“Brothers and sisters, fellow pilgrims,” he said, his arms raised, his normally commanding voice now quivering. “Our prayers have been answered. Praise God!”
A cheer went up, followed by a chorus of “Alleluia!” and “Praise God!”
“Like those wanderers of long ago, we have come through the desert and our Promised Land is in sight.”
The men and women murmured more affirmation while the two dozen children on board continued to squirm to see the bustling city.
“Let us give praise to God Almighty for protecting us on this journey. May He bless our future here and may we be faithful witnesses to His unending love and grace and mercy.”
Heads bowed and hearts were suddenly filled with reverence. This is why they followed Hickman, why they needed him, for his keen ability to keep them focused on what truly mattered.

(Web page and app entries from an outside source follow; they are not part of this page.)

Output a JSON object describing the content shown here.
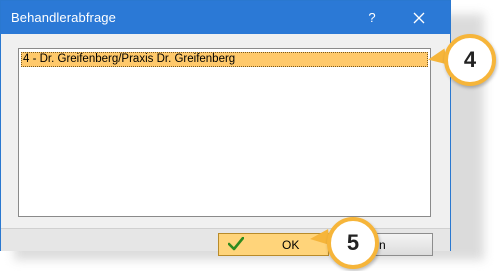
{
  "window": {
    "title": "Behandlerabfrage",
    "help_label": "?",
    "close_icon": "close-icon"
  },
  "list": {
    "items": [
      {
        "label": "4 - Dr. Greifenberg/Praxis Dr. Greifenberg",
        "selected": true
      }
    ]
  },
  "buttons": {
    "ok_label": "OK",
    "ok_icon": "checkmark-icon",
    "cancel_label": "echen"
  },
  "callouts": {
    "first": "4",
    "second": "5"
  },
  "colors": {
    "titlebar": "#2b79d6",
    "selection": "#ffc96b",
    "callout_ring": "#f6b53a",
    "ok_button": "#ffd47a",
    "checkmark": "#2e8b1e"
  }
}
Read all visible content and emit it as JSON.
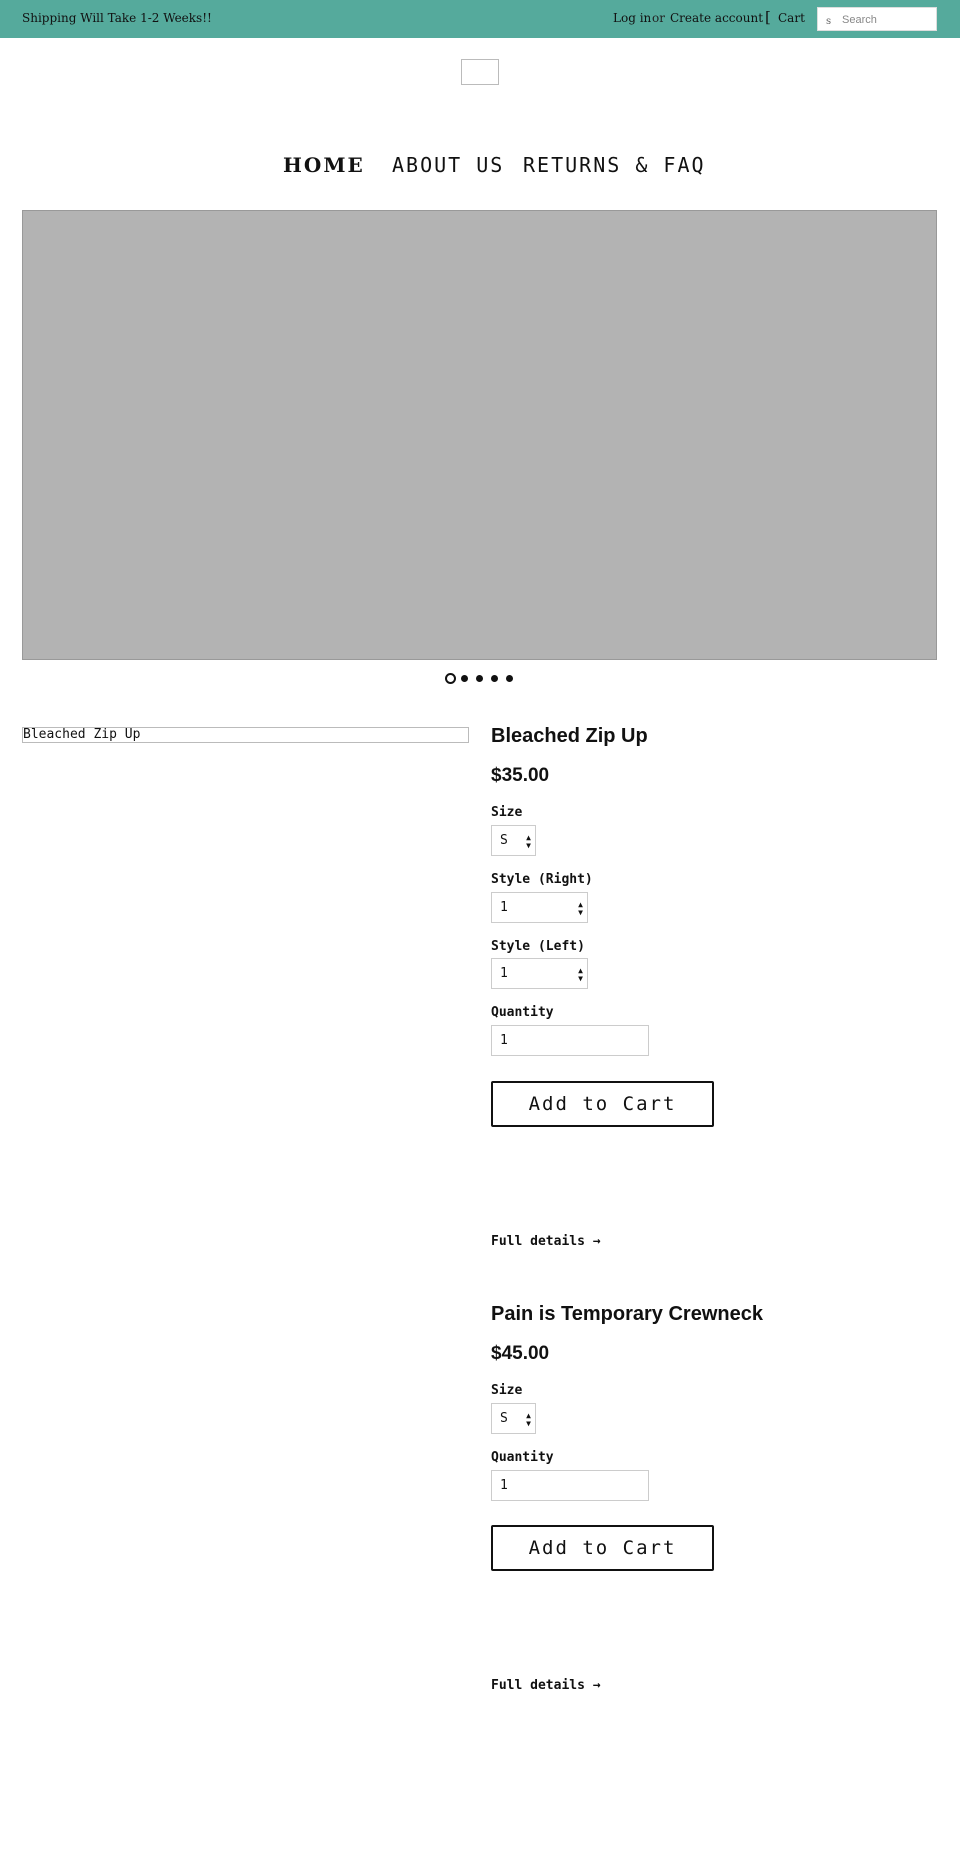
{
  "topbar": {
    "announcement": "Shipping Will Take 1-2 Weeks!!",
    "login": "Log in",
    "or": "or",
    "create_account": "Create account",
    "cart_icon": "[",
    "cart": "Cart",
    "search_icon": "s",
    "search_placeholder": "Search",
    "bar_color": "#55aa9c"
  },
  "nav": {
    "home": "HOME",
    "about": "ABOUT US",
    "returns": "RETURNS & FAQ"
  },
  "slideshow": {
    "slide_count": 5,
    "active_index": 0
  },
  "products": [
    {
      "image_alt": "Bleached Zip Up",
      "title": "Bleached Zip Up",
      "price": "$35.00",
      "options": [
        {
          "label": "Size",
          "value": "S"
        },
        {
          "label": "Style (Right)",
          "value": "1"
        },
        {
          "label": "Style (Left)",
          "value": "1"
        }
      ],
      "quantity_label": "Quantity",
      "quantity": "1",
      "add_to_cart": "Add to Cart",
      "full_details": "Full details →"
    },
    {
      "title": "Pain is Temporary Crewneck",
      "price": "$45.00",
      "options": [
        {
          "label": "Size",
          "value": "S"
        }
      ],
      "quantity_label": "Quantity",
      "quantity": "1",
      "add_to_cart": "Add to Cart",
      "full_details": "Full details →"
    }
  ]
}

The ship’s whistle pierced the air, announcing their arrival, and all eyes turned toward it, then quickly to the large cheering crowd at the dock. As the Northerner pulled up to the landing and prepared to dock, the rafters noticed something was amiss. Now they could see the faces of the horde on the wharf and realized they weren’t cheering for the boat’s arrival, they were jeering at it. Some in the mob pumped clenched fists at them while others waved the boat away, yelling “They’re not welcome here.” Arrows of anger shot from their eyes and pierced the hearts of those on the raft.
Hickman and his followers were stunned and a bit frightened and wrestled with their emotions to make sense of it all. Their hopes sank like an anchor when they saw two policemen board the steamboat. Once again they knew their safety rested on the decision of the boat’s captain. After several tense minutes, a crewman appeared at the rear deck. He cupped his hands to his mouth and barked out instructions: “Stay put. You’ll be going a bit further to Mendota.”

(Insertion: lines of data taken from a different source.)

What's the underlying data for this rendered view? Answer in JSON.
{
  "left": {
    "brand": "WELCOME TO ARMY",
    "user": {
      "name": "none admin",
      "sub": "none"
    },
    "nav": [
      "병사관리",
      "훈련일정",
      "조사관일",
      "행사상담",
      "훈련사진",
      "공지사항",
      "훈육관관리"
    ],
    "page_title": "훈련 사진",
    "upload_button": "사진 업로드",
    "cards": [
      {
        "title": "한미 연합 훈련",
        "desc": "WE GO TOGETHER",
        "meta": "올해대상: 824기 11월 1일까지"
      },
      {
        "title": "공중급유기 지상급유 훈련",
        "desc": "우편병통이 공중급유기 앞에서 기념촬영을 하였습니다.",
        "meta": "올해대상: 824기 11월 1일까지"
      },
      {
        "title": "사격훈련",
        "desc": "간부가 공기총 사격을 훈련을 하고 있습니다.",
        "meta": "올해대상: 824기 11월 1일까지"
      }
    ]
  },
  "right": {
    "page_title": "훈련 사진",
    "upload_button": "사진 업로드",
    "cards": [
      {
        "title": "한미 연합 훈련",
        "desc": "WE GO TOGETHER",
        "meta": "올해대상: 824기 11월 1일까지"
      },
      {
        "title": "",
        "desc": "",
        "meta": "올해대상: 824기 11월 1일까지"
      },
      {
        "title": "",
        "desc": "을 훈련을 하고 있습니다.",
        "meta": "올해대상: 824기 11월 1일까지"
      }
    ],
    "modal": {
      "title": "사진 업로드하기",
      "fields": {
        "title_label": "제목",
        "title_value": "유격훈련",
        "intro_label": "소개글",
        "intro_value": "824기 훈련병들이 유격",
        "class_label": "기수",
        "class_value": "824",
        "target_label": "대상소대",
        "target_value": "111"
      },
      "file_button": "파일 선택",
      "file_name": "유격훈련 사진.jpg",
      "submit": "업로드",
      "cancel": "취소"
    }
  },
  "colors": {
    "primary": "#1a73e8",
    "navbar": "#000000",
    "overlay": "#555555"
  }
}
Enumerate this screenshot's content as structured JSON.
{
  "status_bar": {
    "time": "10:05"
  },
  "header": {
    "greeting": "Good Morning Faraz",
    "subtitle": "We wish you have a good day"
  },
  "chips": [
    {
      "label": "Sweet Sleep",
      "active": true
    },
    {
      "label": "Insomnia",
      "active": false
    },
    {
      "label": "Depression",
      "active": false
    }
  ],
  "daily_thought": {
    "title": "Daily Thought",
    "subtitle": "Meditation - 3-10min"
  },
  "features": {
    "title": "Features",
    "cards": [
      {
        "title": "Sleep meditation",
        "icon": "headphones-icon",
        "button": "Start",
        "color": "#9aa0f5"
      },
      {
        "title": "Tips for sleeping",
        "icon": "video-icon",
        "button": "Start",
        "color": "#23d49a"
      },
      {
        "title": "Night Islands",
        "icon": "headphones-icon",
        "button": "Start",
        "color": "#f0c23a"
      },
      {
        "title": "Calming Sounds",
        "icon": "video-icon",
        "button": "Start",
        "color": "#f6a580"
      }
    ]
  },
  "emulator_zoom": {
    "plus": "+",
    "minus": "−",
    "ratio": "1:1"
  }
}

The roar of the vicious crowd drowned out his words for most on the raft and bewilderment blanketed their faces as they began questioning each other for details. Those in front quickly relayed the information to those near them and watched it spread like a prairie wildfire to the rear of the raft.
As the news sank in the rafters became despondent and dejected. With sorrowful eyes, they watched the white passengers disembark and file away like ants into the city. The mob parted to let them through then quickly closed the gap. After the ship’s cargo was unloaded the Northerner let off steam, sounded its whistle, and made way for Mendota, a few miles upstream.
Hickman firmly set his jaw and stood tall at the bow of the raft, his back now to his followers, his head held high. Soon they reached a quiet landing in a forest budding with new life. Birds chirped, squirrels chattered as they bounced from tree to tree, and bright sunrays burst through the clouds and danced on the sparkling water. Hickman noticed it all and it warmed his aching heart.
Once on dry land the weary pilgrims stretched their legs and milled around silently on the sandy beach, feeling lost and confused. Hickman walked a short distance away, sat down on a bleached log and pondered their next move, imploring the Holy Spirit for guidance. A short time later he called his followers together and addressed them boldly, emitting the fervent confidence they expected from him, or more importantly desperately needed from him.
“Fear not,” he said. “We have crossed the Jordan. This is where God wants us to be. Let us bow our heads and worship Him in this sacred place.”
The Rev. Robert T. Hickman
Photo courtesy of the Minnesota Historical Society